We estimate that the average US adult will spend 21.5 minutes in a gaming app per day, and mobile is attracting nearly half of time spent with digital games among US gamers ages 14 and older, according to Deloitte. This has led to a rapid rise of free-to-play games that are primarily driven by advertising. It’s also led some midcore and hardcore games, which attract gamers willing to play for hours a day, to explore some forms of advertising within their games.
That’s where the idea for Arcade, and similar services like Google Play Pass, Google Stadia and Microsoft xCloud, comes in. Arcade offers a subscription for $4.99 per month for unlimited access to game titles and game play, and both promise no advertising or in-app purchases, like buying a Netflix subscription for games.
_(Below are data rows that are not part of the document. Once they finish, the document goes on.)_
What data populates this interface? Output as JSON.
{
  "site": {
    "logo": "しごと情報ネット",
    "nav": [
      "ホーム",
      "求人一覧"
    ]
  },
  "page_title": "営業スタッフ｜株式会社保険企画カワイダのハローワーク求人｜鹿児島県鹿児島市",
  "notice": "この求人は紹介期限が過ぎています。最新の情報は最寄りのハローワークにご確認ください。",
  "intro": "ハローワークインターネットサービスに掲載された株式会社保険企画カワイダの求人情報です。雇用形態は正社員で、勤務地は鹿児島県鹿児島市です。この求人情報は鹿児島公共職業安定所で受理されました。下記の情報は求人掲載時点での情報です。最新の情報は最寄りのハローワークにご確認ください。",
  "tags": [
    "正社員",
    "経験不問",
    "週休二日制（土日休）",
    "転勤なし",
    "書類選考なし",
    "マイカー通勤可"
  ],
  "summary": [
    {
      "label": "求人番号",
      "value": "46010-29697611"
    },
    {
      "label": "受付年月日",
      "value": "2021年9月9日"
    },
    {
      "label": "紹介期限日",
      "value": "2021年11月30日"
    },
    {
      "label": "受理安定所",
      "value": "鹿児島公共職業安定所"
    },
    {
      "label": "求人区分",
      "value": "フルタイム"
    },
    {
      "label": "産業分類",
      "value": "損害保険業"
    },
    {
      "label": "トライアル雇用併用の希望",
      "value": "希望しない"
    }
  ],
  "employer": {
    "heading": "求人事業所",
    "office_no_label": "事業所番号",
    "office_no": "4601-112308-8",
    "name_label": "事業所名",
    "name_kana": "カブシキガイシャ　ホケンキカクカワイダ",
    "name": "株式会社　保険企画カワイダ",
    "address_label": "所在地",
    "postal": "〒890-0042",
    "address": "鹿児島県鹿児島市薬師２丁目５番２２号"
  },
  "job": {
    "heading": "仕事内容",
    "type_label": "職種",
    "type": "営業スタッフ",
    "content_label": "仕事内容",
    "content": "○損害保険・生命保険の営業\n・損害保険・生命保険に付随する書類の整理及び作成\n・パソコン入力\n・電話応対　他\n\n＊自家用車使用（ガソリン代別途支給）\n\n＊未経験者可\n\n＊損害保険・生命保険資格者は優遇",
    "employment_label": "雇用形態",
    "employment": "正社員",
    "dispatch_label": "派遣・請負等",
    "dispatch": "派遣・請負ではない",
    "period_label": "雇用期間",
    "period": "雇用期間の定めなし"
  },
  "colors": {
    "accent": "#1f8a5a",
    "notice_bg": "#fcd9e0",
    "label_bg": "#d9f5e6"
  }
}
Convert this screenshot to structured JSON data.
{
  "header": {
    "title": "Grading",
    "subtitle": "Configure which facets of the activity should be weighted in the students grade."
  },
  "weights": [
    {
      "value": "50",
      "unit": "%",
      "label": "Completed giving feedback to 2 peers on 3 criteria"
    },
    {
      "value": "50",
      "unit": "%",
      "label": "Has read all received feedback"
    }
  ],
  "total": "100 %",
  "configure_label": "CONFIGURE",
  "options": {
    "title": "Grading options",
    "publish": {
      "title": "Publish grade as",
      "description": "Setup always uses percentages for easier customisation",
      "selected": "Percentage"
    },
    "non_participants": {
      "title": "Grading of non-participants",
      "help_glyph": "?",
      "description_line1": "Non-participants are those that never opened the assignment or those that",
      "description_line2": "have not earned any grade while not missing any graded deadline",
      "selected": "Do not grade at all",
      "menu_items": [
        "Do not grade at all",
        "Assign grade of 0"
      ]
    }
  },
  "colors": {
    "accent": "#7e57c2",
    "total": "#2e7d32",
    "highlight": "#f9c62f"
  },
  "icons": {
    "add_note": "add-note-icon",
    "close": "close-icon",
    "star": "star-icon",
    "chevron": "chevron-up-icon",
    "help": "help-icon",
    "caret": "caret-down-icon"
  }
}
At $4.99 per month—the same as the even newer Google Play Pass—it should be within reach for a broad range of consumers.
These services could be attractive for an array of consumers. For less-intense gamers, the services are optimized for mobile but avoid the advertising found in most mobile games. Hardcore gamers can play a variety of game titles without dealing with in-app purchases or buying the games. That said, hardcore gamers may eventually gravitate toward subscription-based streaming gaming services, such as Google's Stadia and Microsoft xCloud, which leave the heavy computing to cloud-based servers, letting them replicate the full console experience from any device.
There are many opportunities for these subscription gaming services, but there are also some potential pitfalls. First of all, there may be a point when consumers feel some subscription fatigue. A March 2019 survey by Fetch found that 40% of respondents indicated that they would look into how many subscriptions they have in order to pare down some. It’s still unclear whether subscription games will run into subscription fatigue or ride the subscription wave.
Then there’s the problem of getting developers to build their games for these platforms. At the moment, Apple and Google have attracted some game developers to the new platforms. But in the long run, developers will need to see solid returns from putting their games on these services. Because the companies are forgoing ads or in-app purchases, the business model is very different, and it’s unclear whether developers will find the business model ultimately attractive.
“Publishers will be very aware of the long-term value of the service,” said Offer Yehudai, president of app monetization platform Fyber. “If they can’t see the value, there will be a small amount of content that was paid a lot [to be there]. Or you’ll see games that are already past their peak.”
Regardless, we should know more about consumer receptivity to these subscription gaming services very soon.